Task instructions - Return the full set of entries exactly. Omit none.

┄┄┄┄┄┄┄┄┄┄┄┄┄┄┄┄┄┄┄┄

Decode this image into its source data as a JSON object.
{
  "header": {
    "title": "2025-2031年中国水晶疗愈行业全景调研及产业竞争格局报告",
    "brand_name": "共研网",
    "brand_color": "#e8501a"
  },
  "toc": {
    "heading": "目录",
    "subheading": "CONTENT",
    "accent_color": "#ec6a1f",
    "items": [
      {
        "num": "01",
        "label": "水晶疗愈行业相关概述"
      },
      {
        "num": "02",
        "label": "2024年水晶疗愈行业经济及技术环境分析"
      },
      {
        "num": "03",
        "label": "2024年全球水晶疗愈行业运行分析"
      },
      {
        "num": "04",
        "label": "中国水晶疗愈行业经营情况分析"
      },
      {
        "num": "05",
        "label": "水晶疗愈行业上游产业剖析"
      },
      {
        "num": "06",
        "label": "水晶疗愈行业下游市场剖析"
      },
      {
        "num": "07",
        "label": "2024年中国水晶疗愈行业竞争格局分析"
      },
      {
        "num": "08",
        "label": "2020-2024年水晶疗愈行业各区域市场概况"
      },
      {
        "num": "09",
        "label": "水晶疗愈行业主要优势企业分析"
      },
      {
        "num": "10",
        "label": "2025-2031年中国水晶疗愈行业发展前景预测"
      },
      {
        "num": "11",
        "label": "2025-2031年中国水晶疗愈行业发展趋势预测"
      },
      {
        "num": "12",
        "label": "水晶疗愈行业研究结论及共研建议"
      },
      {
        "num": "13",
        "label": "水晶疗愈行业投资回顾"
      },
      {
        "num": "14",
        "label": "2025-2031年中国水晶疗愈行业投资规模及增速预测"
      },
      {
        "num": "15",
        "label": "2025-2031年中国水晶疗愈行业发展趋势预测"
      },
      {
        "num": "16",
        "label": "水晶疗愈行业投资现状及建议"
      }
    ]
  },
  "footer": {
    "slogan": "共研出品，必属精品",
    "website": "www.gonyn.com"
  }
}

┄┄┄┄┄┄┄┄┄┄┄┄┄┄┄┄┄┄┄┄

Result for this exercise -
Decode this image into its source data as a JSON object.
{
  "header": {
    "title": "2025-2031年中国水晶疗愈行业全景调研及产业竞争格局报告",
    "brand_name": "共研网",
    "brand_color": "#e8501a"
  },
  "toc": {
    "heading": "目录",
    "subheading": "CONTENT",
    "accent_color": "#ec6a1f",
    "items": [
      {
        "num": "01",
        "label": "水晶疗愈行业相关概述"
      },
      {
        "num": "02",
        "label": "2024年水晶疗愈行业经济及技术环境分析"
      },
      {
        "num": "03",
        "label": "2024年全球水晶疗愈行业运行分析"
      },
      {
        "num": "04",
        "label": "中国水晶疗愈行业经营情况分析"
      },
      {
        "num": "05",
        "label": "水晶疗愈行业上游产业剖析"
      },
      {
        "num": "06",
        "label": "水晶疗愈行业下游市场剖析"
      },
      {
        "num": "07",
        "label": "2024年中国水晶疗愈行业竞争格局分析"
      },
      {
        "num": "08",
        "label": "2020-2024年水晶疗愈行业各区域市场概况"
      },
      {
        "num": "09",
        "label": "水晶疗愈行业主要优势企业分析"
      },
      {
        "num": "10",
        "label": "2025-2031年中国水晶疗愈行业发展前景预测"
      },
      {
        "num": "11",
        "label": "2025-2031年中国水晶疗愈行业发展趋势预测"
      },
      {
        "num": "12",
        "label": "水晶疗愈行业研究结论及共研建议"
      },
      {
        "num": "13",
        "label": "水晶疗愈行业投资回顾"
      },
      {
        "num": "14",
        "label": "2025-2031年中国水晶疗愈行业投资规模及增速预测"
      },
      {
        "num": "15",
        "label": "2025-2031年中国水晶疗愈行业发展趋势预测"
      },
      {
        "num": "16",
        "label": "水晶疗愈行业投资现状及建议"
      }
    ]
  },
  "footer": {
    "slogan": "共研出品，必属精品",
    "website": "www.gonyn.com"
  }
}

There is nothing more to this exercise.